The Economist gave examples: ‘’ a jail in Alabama uses face recognition to check prisoners leaving, against prisoner records; Mexican prisons use face recognition to identify visitors; Heathrow airport is installing face recognition systems to track passengers through lounges and on to planes; Brazil has plans to equip police with camera spectacles, using face recognition technology that can identify troublemakers at the 2014 World Cup.

Quividi, a French marketer, uses face recognition to measure the age and gender of passersby who linger at an advert, with a hidden camera implanted in the bill board; smiles of employees at Keihin Electric Express Railway in Japan are assessed by computer, using face recognition; Facebook recognizes uploaded photos of its users; the latest smart phones use face recognition to spot their users.’’ The list gets longer as face recognition technology evolves and, ‘’ the error rate halves every two years.’’

The United States,‘’places little restriction on the use of face recognition, as legal precedent denies the reasonable expectation of privacy in public.’’ Harley Geiger of the Center for Democracy and Technology says the technology goes beyond normal public scrutiny, and could create a world where everyone, in effect, becomes a public figure.’’

There are skeptics: these are countries, persons and organizations, weary of this new higher level of personal intrusion.

Eric Schmidt, Google’s Chairman, ‘’ has said that Google will limit its face recognition services to avoid crossing the line; last year, Digital Signage Federation, a trade group, adopted a strong set of face recognition privacy standards; privacy loving European countries usually require cameras to be matched with signs to tell people they are being watched; and the US Supreme court is uneasy with technology that enables the persistent tracking of individuals in public.’’
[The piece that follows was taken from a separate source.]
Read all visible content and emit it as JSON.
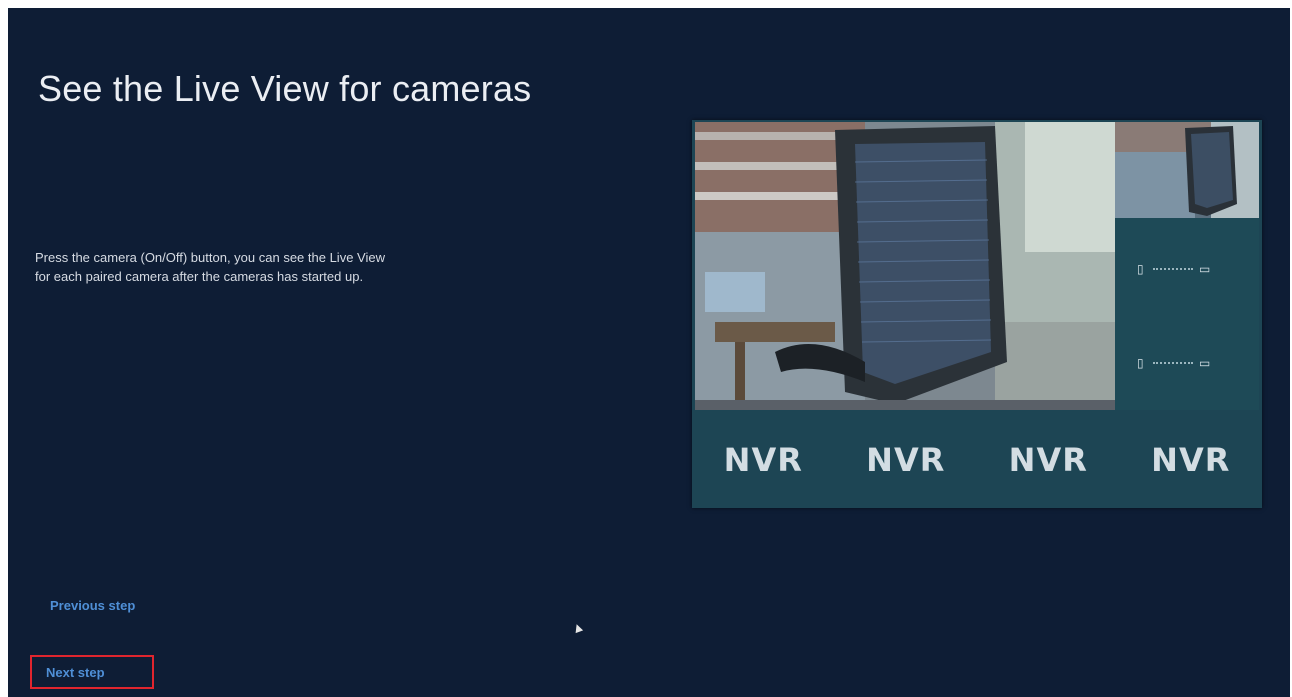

George Orwell’s book, written decades before, ‘’1984,’’ spoke of the year 1984, a year when an all powerful establishment was able to monitor every activity of a country’s citizenry.  Well, 1984 came and went, and the evolution of technology toward a dynamic that is capable of watching and controlling human activity in every parameter possible is here. Yes, George Orwell’s world has finally arrived, 1984 might have been a couple of decades early, but today BIG BROTHER is indeed watching us all!